An in vitro biomechanical investigation in the human lumbar spine focuses on the functional significance of vertebral bone density and intervertebral disc degeneration.Objective
To determine the interrelationship between vertebral bone density and intervertebral disc degeneration, their effect on normal spine motion, and their significance in the biomechanical performance of interbody fixation techniques.Summary of Background Data
A relationship between vertebral bone density and intervertebral disc degeneration has been suggested, but a definitive relationship has not been established. The effect of vertebral bone density and intervertebral disc degeneration on interbody stabilization remains unknown despite the rapidly increasing use of this surgical method for patients with chronic low back pain.Methods

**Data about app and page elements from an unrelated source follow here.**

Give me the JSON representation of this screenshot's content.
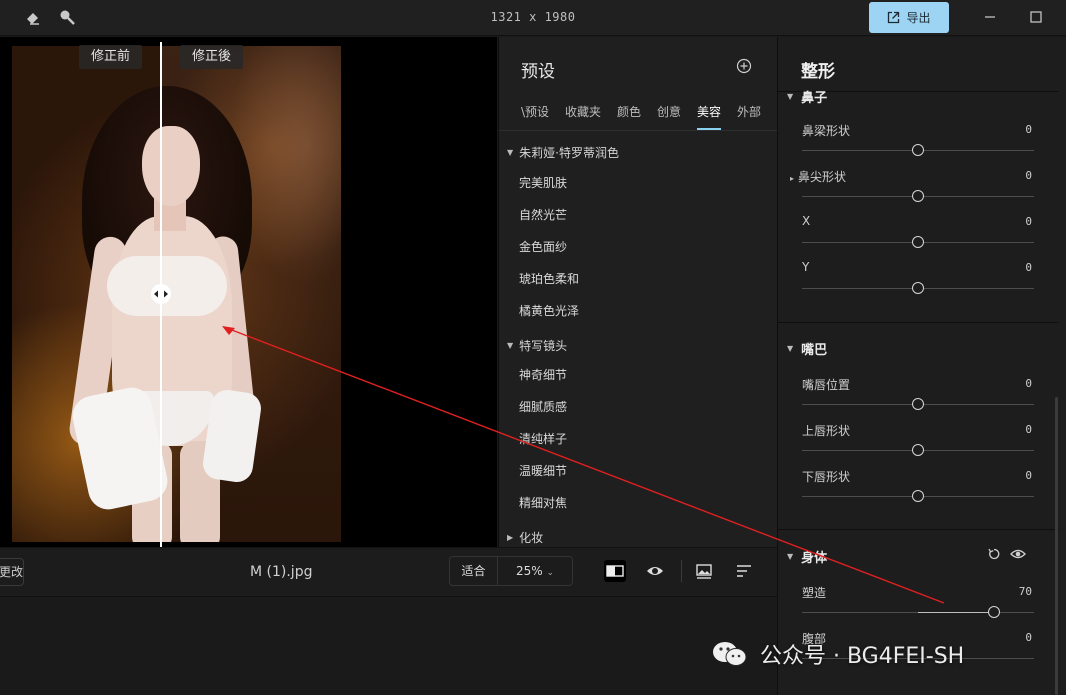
{
  "toolbar": {
    "dimensions": "1321 x 1980",
    "export_label": "导出"
  },
  "canvas": {
    "before_label": "修正前",
    "after_label": "修正後"
  },
  "bottom": {
    "change_label": "更改",
    "filename": "M (1).jpg",
    "fit_label": "适合",
    "zoom": "25%"
  },
  "presets": {
    "title": "预设",
    "tabs": [
      "\\预设",
      "收藏夹",
      "颜色",
      "创意",
      "美容",
      "外部"
    ],
    "active_tab": "美容",
    "groups": [
      {
        "name": "朱莉娅·特罗蒂润色",
        "items": [
          "完美肌肤",
          "自然光芒",
          "金色面纱",
          "琥珀色柔和",
          "橘黄色光泽"
        ]
      },
      {
        "name": "特写镜头",
        "items": [
          "神奇细节",
          "细腻质感",
          "清纯样子",
          "温暖细节",
          "精细对焦"
        ]
      },
      {
        "name": "化妆",
        "items": []
      }
    ]
  },
  "reshape": {
    "title": "整形",
    "nose_section": "鼻子",
    "nose_params": [
      {
        "label": "鼻梁形状",
        "value": "0",
        "level": 0.5
      },
      {
        "label": "鼻尖形状",
        "value": "0",
        "level": 0.5
      },
      {
        "label": "X",
        "value": "0",
        "level": 0.5
      },
      {
        "label": "Y",
        "value": "0",
        "level": 0.5
      }
    ],
    "mouth_section": "嘴巴",
    "mouth_params": [
      {
        "label": "嘴唇位置",
        "value": "0",
        "level": 0.5
      },
      {
        "label": "上唇形状",
        "value": "0",
        "level": 0.5
      },
      {
        "label": "下唇形状",
        "value": "0",
        "level": 0.5
      }
    ],
    "body_section": "身体",
    "body_params": [
      {
        "label": "塑造",
        "value": "70",
        "level": 0.85
      },
      {
        "label": "腹部",
        "value": "0",
        "level": 0.5
      }
    ]
  },
  "watermark": {
    "text": "公众号 · BG4FEI-SH"
  },
  "colors": {
    "accent": "#9ed4f3",
    "annotation": "#e02020"
  }
}
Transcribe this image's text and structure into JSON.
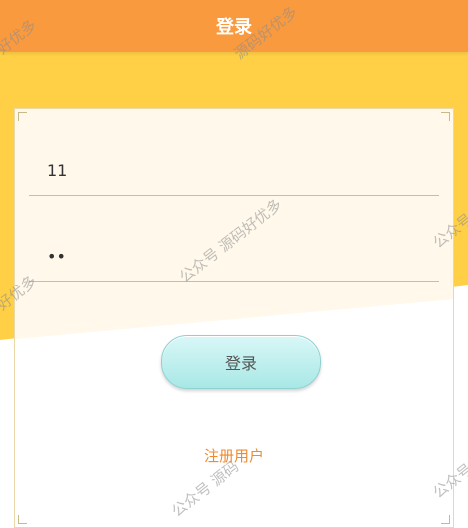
{
  "header": {
    "title": "登录"
  },
  "form": {
    "username_value": "11",
    "password_value": "12",
    "login_label": "登录",
    "register_label": "注册用户"
  },
  "watermark": {
    "text_full": "公众号 源码好优多",
    "text_partial_1": "公众号 源码",
    "text_partial_2": "源码好优多",
    "text_partial_3": "好优多",
    "text_partial_4": "公众号"
  },
  "colors": {
    "header": "#f99a3f",
    "background": "#ffcf45",
    "card": "#fff8eb",
    "field_underline": "#f3c21f",
    "button": "#a8e8e6",
    "link": "#f08a2a"
  }
}
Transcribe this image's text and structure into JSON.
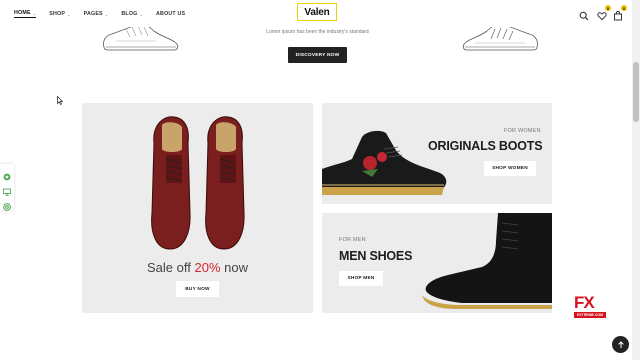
{
  "nav": {
    "items": [
      {
        "label": "HOME",
        "dropdown": true
      },
      {
        "label": "SHOP",
        "dropdown": true
      },
      {
        "label": "PAGES",
        "dropdown": true
      },
      {
        "label": "BLOG",
        "dropdown": true
      },
      {
        "label": "ABOUT US",
        "dropdown": false
      }
    ]
  },
  "logo": {
    "text": "Valen"
  },
  "header_icons": {
    "wishlist_count": "0",
    "cart_count": "0"
  },
  "hero": {
    "text": "Lorem ipsum has been the industry's standard",
    "button_label": "DISCOVERY NOW"
  },
  "banner_left": {
    "sale_prefix": "Sale off ",
    "sale_percent": "20%",
    "sale_suffix": " now",
    "button_label": "BUY NOW"
  },
  "banner_women": {
    "kicker": "FOR WOMEN",
    "title": "ORIGINALS BOOTS",
    "button_label": "SHOP WOMEN"
  },
  "banner_men": {
    "kicker": "FOR MEN",
    "title": "MEN SHOES",
    "button_label": "SHOP MEN"
  },
  "watermark": {
    "main": "FX",
    "sub": "EXTREME.COM"
  },
  "colors": {
    "accent": "#e8c200",
    "sale_red": "#d2262e",
    "dark": "#222222",
    "panel": "#ececec"
  }
}
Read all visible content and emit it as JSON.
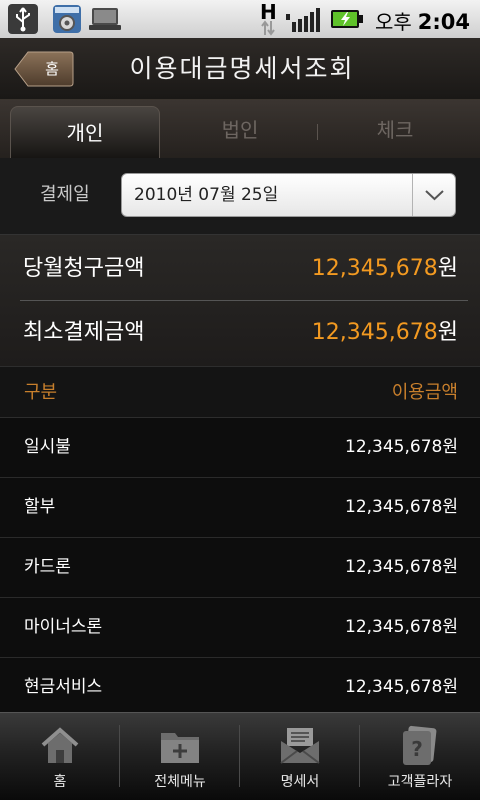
{
  "status_bar": {
    "network_label": "H",
    "ampm": "오후",
    "time": "2:04",
    "icons": [
      "usb-icon",
      "apps-icon",
      "laptop-icon",
      "network-arrows-icon",
      "signal-icon",
      "battery-charging-icon"
    ]
  },
  "header": {
    "back_label": "홈",
    "title": "이용대금명세서조회"
  },
  "tabs": [
    {
      "label": "개인",
      "selected": true
    },
    {
      "label": "법인",
      "selected": false
    },
    {
      "label": "체크",
      "selected": false
    }
  ],
  "date_filter": {
    "label": "결제일",
    "value": "2010년 07월 25일"
  },
  "summary": {
    "billing": {
      "label": "당월청구금액",
      "amount": "12,345,678",
      "unit": "원"
    },
    "minimum": {
      "label": "최소결제금액",
      "amount": "12,345,678",
      "unit": "원"
    }
  },
  "list": {
    "header_left": "구분",
    "header_right": "이용금액",
    "items": [
      {
        "label": "일시불",
        "amount": "12,345,678원"
      },
      {
        "label": "할부",
        "amount": "12,345,678원"
      },
      {
        "label": "카드론",
        "amount": "12,345,678원"
      },
      {
        "label": "마이너스론",
        "amount": "12,345,678원"
      },
      {
        "label": "현금서비스",
        "amount": "12,345,678원"
      }
    ]
  },
  "bottom_nav": [
    {
      "label": "홈",
      "icon": "home-icon"
    },
    {
      "label": "전체메뉴",
      "icon": "folder-plus-icon"
    },
    {
      "label": "명세서",
      "icon": "envelope-icon"
    },
    {
      "label": "고객플라자",
      "icon": "help-icon"
    }
  ],
  "colors": {
    "accent_orange": "#f39a21",
    "header_gold": "#c87f2c"
  }
}
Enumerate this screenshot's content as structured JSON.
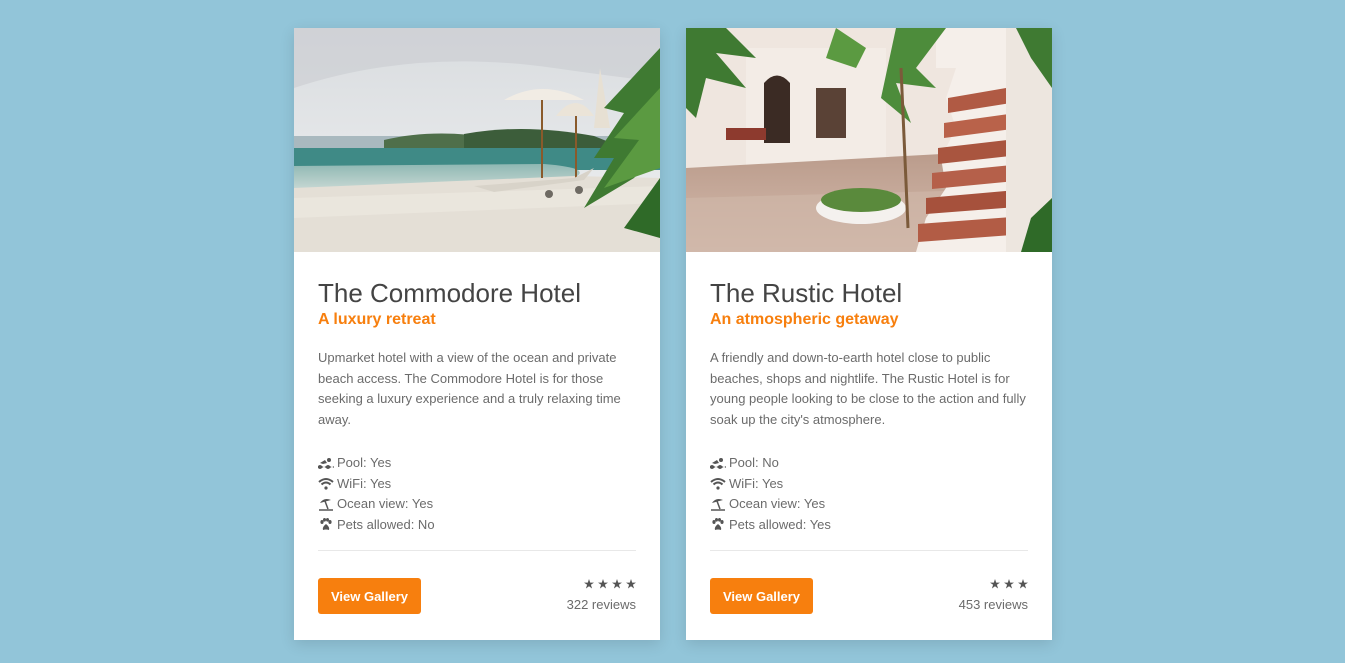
{
  "cards": [
    {
      "title": "The Commodore Hotel",
      "subtitle": "A luxury retreat",
      "description": "Upmarket hotel with a view of the ocean and private beach access. The Commodore Hotel is for those seeking a luxury experience and a truly relaxing time away.",
      "photo_icon": "pool-beach-photo",
      "amenities": [
        {
          "icon": "swimmer-icon",
          "label": "Pool: Yes"
        },
        {
          "icon": "wifi-icon",
          "label": "WiFi: Yes"
        },
        {
          "icon": "umbrella-beach-icon",
          "label": "Ocean view: Yes"
        },
        {
          "icon": "paw-icon",
          "label": "Pets allowed: No"
        }
      ],
      "button_label": "View Gallery",
      "stars": 4,
      "reviews": "322 reviews"
    },
    {
      "title": "The Rustic Hotel",
      "subtitle": "An atmospheric getaway",
      "description": "A friendly and down-to-earth hotel close to public beaches, shops and nightlife. The Rustic Hotel is for young people looking to be close to the action and fully soak up the city's atmosphere.",
      "photo_icon": "courtyard-stairs-photo",
      "amenities": [
        {
          "icon": "swimmer-icon",
          "label": "Pool: No"
        },
        {
          "icon": "wifi-icon",
          "label": "WiFi: Yes"
        },
        {
          "icon": "umbrella-beach-icon",
          "label": "Ocean view: Yes"
        },
        {
          "icon": "paw-icon",
          "label": "Pets allowed: Yes"
        }
      ],
      "button_label": "View Gallery",
      "stars": 3,
      "reviews": "453 reviews"
    }
  ],
  "colors": {
    "background": "#92c5d9",
    "accent": "#f77f0e",
    "title": "#444444",
    "text": "#6b6b6b"
  }
}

The vertebral bone density and intervertebral disc degeneration of 72 functional spinal units were determined using dual energy x-ray absorptiometry scans and macroscopic grading, respectively. A three-dimensional flexibility test was performed on 24 functional spinal units in the intact and stabilized conditions. The compressive behavior of the bone-implant interface was evaluated in 48 functional spinal units.Results
The vertebral bone density in moderately degenerated discs was significantly lower than at all other levels of intervertebral disc degeneration. Increasing intervertebral disc degeneration resulted in more axial rotation and less lateral bending. In flexion-extension and lateral bending, better vertebral bone resulted in significantly better stabilization. This trend was observed also in axial compression, in which higher failure loads were observed with greater bone densities.Conclusion
The authors conclude a significant relationship exists between bone density and disc degeneration, bone density is a highly important factor in the performance of interbody stabilization, and disc degeneration is of moderate importance in spinal motion.